Tangled Branches: Satiated
riveting tales of how we sustain ourselves
Wednesday, June 25, 2008
Ants on a Tree
Today's NY Times has an article about the renaming of Chinese dishes so as not to frighten the Olympic visitors. "Ants Climbing up a Tree" should now be called "Sauteed Vermicelli with Spicy Minced Pork". But, um, isn't vermicelli literally "little worms" in Italian? Is that less scary?
We had this very dish last evening at Sichuan Village. Very tasty, whatever they call it, but the rendition we were served last night had too much sauce if you ask me. It was more like "Ants Swimming in Chili Sauce".
Saturday, June 21, 2008
Mojito Salmon and More Swiss Chard

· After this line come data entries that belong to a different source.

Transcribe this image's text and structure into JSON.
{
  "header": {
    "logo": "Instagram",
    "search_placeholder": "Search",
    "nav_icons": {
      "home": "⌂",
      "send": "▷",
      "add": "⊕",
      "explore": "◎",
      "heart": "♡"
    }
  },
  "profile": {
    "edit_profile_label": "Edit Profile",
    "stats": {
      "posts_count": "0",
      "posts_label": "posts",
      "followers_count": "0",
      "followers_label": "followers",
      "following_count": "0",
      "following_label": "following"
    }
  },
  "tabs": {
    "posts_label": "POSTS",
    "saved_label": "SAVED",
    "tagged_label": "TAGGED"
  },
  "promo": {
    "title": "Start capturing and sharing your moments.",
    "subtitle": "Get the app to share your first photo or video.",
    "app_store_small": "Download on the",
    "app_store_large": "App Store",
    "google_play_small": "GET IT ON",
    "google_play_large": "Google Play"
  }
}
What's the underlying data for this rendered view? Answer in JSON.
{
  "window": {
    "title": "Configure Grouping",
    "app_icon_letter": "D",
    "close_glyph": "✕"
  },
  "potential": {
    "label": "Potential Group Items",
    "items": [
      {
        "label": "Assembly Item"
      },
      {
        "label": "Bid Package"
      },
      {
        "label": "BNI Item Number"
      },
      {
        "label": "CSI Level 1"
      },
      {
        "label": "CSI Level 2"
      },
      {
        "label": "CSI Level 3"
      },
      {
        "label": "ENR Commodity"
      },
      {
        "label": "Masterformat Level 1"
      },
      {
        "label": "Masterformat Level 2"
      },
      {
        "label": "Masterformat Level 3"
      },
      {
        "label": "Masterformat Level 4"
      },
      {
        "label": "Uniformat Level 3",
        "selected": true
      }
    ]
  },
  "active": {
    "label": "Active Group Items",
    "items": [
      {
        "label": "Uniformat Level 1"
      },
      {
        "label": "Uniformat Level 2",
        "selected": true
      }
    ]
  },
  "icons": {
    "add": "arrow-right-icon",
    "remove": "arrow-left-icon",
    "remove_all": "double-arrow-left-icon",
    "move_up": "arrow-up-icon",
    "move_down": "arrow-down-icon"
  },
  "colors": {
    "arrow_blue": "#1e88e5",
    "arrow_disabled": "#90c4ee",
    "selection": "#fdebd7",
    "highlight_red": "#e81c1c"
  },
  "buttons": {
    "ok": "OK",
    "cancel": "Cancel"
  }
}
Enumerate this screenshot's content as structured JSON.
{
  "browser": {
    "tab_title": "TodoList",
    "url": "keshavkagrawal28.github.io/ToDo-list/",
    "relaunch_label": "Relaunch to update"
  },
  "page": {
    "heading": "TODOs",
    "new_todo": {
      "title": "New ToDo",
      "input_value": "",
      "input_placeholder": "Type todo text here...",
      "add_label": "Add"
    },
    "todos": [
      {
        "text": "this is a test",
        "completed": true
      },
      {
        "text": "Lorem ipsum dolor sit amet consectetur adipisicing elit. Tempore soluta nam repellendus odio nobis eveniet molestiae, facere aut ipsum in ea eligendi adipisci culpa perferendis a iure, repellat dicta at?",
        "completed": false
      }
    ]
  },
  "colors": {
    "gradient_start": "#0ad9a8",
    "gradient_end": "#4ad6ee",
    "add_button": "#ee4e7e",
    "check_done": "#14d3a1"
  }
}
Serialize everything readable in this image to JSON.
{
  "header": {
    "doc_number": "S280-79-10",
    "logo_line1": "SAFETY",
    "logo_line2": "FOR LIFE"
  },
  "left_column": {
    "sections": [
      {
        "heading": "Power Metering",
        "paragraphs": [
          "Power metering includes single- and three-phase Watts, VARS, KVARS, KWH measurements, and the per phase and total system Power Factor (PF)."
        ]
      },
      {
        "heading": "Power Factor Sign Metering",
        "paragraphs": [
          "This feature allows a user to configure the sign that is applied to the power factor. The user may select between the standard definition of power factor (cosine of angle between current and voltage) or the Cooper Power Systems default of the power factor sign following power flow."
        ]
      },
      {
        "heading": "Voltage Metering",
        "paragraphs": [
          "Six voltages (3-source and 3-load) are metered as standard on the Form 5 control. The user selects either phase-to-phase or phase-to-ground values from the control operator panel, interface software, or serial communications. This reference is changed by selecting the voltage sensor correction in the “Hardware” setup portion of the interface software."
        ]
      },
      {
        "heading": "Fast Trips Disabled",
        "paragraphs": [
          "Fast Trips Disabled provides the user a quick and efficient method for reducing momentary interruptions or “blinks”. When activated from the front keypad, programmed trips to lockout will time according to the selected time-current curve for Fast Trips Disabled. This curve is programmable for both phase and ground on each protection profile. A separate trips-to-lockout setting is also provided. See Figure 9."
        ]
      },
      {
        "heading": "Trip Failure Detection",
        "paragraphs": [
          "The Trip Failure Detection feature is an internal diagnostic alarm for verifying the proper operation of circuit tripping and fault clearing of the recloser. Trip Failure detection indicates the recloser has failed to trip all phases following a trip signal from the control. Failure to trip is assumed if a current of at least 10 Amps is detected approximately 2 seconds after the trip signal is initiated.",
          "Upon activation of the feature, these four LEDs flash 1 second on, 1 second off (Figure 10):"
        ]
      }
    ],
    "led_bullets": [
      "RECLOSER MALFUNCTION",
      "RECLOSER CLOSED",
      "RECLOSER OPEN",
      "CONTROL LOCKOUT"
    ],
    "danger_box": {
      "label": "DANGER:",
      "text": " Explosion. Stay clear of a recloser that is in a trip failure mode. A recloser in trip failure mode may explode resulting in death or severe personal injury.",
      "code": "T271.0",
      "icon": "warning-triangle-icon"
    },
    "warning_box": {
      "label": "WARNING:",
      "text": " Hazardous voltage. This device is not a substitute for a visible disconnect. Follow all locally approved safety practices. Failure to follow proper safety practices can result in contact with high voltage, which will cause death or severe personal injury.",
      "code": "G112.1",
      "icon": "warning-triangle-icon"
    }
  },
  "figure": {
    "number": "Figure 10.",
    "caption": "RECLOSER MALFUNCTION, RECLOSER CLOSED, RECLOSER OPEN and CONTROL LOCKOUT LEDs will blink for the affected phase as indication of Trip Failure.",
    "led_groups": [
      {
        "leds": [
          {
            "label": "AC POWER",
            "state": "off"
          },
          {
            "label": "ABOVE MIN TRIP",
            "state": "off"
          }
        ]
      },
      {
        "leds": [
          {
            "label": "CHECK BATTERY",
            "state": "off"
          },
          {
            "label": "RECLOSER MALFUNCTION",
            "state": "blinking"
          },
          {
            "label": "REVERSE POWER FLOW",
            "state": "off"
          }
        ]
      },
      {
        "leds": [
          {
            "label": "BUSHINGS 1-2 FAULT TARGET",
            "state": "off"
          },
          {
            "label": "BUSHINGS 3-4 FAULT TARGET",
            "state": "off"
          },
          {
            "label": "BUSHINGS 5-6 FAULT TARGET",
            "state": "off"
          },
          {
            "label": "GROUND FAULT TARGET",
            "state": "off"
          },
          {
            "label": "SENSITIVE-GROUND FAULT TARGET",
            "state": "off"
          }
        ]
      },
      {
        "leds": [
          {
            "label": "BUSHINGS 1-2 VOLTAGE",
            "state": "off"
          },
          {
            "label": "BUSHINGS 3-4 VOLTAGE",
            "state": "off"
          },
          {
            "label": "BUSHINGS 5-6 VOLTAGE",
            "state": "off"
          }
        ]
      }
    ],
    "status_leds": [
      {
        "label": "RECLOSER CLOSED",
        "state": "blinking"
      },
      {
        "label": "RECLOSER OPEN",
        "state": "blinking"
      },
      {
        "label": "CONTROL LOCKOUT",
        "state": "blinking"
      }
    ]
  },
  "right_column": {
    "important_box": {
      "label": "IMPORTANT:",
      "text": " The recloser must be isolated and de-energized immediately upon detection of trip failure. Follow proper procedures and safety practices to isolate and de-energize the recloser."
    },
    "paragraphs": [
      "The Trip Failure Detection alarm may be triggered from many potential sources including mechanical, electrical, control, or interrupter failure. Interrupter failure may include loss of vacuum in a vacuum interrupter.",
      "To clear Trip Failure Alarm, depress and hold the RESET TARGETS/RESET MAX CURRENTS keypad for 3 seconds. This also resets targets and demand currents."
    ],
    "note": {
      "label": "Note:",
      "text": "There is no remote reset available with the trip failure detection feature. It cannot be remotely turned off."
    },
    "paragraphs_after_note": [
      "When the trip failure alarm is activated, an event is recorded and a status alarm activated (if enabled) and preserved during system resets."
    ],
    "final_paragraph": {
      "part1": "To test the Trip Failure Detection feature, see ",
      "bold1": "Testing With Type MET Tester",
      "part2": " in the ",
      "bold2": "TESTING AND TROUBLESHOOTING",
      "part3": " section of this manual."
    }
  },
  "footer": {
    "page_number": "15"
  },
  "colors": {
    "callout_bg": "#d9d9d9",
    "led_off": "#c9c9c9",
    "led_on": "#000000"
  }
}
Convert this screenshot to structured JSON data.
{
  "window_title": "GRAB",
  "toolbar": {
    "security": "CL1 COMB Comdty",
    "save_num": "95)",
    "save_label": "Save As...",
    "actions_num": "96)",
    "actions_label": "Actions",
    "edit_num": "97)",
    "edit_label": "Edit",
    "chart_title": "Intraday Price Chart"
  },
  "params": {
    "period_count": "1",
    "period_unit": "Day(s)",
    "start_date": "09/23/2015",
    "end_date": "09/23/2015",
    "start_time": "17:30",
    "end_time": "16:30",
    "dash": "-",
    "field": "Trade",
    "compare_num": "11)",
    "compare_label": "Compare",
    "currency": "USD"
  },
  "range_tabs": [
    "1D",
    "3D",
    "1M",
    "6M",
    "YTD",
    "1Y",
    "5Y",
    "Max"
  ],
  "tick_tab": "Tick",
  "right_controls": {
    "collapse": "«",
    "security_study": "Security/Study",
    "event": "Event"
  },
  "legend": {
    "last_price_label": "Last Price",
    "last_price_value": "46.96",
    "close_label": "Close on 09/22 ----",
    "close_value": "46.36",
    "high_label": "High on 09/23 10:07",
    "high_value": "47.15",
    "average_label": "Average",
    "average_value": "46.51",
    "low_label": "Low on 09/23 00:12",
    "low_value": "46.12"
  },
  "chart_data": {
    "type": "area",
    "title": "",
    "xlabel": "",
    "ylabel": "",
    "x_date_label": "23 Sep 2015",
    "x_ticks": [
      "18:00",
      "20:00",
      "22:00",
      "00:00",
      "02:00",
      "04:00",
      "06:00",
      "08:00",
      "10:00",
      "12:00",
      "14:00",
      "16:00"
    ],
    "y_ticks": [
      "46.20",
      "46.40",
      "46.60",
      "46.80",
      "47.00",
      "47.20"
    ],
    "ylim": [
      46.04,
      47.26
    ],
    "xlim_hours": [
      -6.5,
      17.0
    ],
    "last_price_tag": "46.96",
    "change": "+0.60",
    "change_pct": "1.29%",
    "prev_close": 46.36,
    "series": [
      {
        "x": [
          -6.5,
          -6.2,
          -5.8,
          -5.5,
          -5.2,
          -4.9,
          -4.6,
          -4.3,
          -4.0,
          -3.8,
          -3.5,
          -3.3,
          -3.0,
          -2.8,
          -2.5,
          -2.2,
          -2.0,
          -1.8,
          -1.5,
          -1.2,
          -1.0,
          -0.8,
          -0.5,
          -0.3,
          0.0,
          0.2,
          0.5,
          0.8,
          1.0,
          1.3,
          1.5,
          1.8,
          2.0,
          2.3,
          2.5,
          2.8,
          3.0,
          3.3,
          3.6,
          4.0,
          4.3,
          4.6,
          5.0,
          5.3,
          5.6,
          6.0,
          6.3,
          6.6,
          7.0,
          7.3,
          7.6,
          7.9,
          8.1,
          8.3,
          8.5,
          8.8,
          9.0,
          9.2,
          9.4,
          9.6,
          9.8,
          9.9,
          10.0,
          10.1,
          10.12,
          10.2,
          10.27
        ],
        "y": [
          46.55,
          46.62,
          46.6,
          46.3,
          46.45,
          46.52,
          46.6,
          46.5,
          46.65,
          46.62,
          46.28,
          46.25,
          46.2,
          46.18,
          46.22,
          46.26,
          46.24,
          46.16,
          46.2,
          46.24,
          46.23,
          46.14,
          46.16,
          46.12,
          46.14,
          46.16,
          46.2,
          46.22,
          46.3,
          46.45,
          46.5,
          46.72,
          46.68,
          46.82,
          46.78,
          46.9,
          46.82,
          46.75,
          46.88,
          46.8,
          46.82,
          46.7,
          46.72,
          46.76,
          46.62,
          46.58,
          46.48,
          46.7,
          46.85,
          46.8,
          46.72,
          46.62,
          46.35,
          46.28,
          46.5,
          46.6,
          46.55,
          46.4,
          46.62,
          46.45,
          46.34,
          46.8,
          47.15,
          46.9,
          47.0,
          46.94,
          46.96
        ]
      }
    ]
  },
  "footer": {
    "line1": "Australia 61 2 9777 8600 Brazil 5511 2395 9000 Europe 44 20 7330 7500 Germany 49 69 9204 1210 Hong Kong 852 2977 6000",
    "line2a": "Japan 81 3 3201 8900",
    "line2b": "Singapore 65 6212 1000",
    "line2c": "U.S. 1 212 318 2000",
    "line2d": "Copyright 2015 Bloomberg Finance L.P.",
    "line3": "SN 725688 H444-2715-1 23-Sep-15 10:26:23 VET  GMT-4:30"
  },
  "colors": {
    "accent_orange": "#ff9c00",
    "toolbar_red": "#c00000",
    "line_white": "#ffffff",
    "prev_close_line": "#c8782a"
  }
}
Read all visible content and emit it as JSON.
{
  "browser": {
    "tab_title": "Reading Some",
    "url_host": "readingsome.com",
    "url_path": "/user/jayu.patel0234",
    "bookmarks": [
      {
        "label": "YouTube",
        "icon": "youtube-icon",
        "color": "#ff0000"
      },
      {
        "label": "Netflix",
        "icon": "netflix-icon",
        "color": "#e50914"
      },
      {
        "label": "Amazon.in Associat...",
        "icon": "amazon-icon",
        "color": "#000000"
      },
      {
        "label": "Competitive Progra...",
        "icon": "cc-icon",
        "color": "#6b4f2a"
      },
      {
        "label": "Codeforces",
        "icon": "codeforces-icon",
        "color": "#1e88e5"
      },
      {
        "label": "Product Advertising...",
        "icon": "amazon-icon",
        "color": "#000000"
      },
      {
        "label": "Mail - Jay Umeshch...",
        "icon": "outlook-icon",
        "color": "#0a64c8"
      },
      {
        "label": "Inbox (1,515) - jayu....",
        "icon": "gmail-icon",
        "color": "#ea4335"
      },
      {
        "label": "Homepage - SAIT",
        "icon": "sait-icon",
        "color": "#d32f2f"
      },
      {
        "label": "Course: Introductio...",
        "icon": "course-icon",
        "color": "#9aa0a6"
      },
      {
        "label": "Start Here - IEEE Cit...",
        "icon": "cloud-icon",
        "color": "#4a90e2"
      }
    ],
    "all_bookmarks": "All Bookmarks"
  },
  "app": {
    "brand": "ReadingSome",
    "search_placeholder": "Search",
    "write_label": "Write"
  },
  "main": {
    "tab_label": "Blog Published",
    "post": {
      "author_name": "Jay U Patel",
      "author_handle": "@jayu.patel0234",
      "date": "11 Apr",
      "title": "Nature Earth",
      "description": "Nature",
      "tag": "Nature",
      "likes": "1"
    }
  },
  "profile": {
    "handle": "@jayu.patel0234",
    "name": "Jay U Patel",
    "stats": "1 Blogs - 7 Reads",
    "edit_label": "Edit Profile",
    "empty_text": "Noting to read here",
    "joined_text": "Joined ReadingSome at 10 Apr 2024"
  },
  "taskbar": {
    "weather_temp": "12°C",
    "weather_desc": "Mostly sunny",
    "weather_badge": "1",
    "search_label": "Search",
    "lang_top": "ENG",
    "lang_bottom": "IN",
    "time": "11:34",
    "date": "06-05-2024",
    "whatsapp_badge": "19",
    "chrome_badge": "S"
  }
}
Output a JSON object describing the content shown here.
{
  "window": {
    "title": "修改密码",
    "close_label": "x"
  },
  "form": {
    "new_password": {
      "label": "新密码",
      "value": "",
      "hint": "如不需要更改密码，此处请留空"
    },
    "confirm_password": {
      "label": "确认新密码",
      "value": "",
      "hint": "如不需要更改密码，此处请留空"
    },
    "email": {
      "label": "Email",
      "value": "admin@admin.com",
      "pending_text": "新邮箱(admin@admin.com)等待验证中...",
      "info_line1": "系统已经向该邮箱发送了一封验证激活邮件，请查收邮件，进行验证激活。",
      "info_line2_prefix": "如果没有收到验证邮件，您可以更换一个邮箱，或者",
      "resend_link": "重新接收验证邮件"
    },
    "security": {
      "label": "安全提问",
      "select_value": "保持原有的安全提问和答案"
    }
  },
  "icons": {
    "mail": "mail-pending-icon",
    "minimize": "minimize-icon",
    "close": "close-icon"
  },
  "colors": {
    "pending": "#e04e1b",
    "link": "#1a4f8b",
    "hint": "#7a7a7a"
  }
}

As much as I'd like everyone to believe that I only serve freshly-prepared local sustainable organic food, that really isn't the case. So, when Mojito Salmon showed up at Trader Joe's a few months ago I eagerly put it in my shopping cart. And we liked it, but I said to the spouse "This sauce would be really easy to make. It's basically a green Mexican salsa with extra lime juice and mint added. You just have to cook some salmon in any way you like and top it with the sauce." I'd been intending to verify my theory and last evening I finally got around to it. Success!
I opened a jar of Arriba Roasted Green Salsa (we're still a few weeks away from harvesting ingredients for fresh salsa), placed about half a cup in a bowl, cut up a lime and minced some spearmint leaves and started tasting. I think I ended up with somewhere around 10 large mint leaves and the juice of about a third of a small lime to the half cup of store-bought salsa.
For the salmon, I rubbed a large fillet (enough for two people) with olive oil, ground black pepper and a small amount of soy sauce. We grilled the salmon, spooned the sauce over it, and had a nice dinner.
Other than the mint, there was one more garden component to the meal. I'm still thinning the Swiss Chard, so I sauteed some green beans, chopped onion and coarsely chopped Swiss Chard. Seasoned with salt and a couple of spoonsful of the same Arriba Salsa (minus the lime and mint).
Tuesday, June 17, 2008
Spicing Up Swiss Chard
This post is as much for my own notes as anything else. I've been searching for ways to tame the earthy flavor of Swiss Chard. So far the most satisfactory experiments have involved one of two things - making sure the chard is not the main ingredient and sticking to spicy Asian-inspired dishes.
Last night's dish was good enough to write down for future reference.
1 clove fresh garlic
equal amount of ginger root
Chop fine in mini-chopper (or mince with a knife).
3 green onions, "onion" part sliced thinly crosswise and "leaf" part sliced thicker
2 small russet potatoes (may have been better with a more waxy, shape-holding potato), peeled and cut into approx 1/2 in dice
Swiss Chard thinnings, stems sliced thinly crosswise and leaves sliced into about 3/4 inch strips
a few small Bronze Fennel sprigs, finely chopped
Heat about a tablespoon of cooking oil on medium or medium-high heat in a large skillet. Sizzle ginger-garlic mixture briefly (try not to let it brown), then add 2 dried red chiles (broken in half) and 1/4 tsp turmeric. Sizzle that a few seconds and add potatoes, green onions, and bronze fennel. Stir until potatoes are well coated with spicy oil, add 1/4-1/2 tsp. ground cumin, 1/4-1/2 tsp. ground coriander seed, 1/2 tsp. salt and a small amount of water. Cover, turn down heat to medium-low, and cook until potatoes are almost cooked through.
Add sliced Swiss Chard, and 1/2 tsp. brown sugar, 1/4 tsp. garam masala (or cinnamon - the Bantry Bay garam masala I had on hand tastes mostly of cinnamon anyway), and a spritz of lemon juice. Let this cook until the Swiss Chard is wilted, adding more water if necessary. There should be a little liquid left in the finished dish, just enough so it's not dry.
I served this with grilled salmon topped with Green Chutney. The Green Chutney was some I made last fall (when fresh chiles and coriander/cilantro were plentiful) and put into the freezer in single-serving containers. Basically, it was a couple of green chiles, a good handful of coriander leaves, a few spearmint leaves, with lime juice and salt to taste, all chopped fine in the mini-chopper.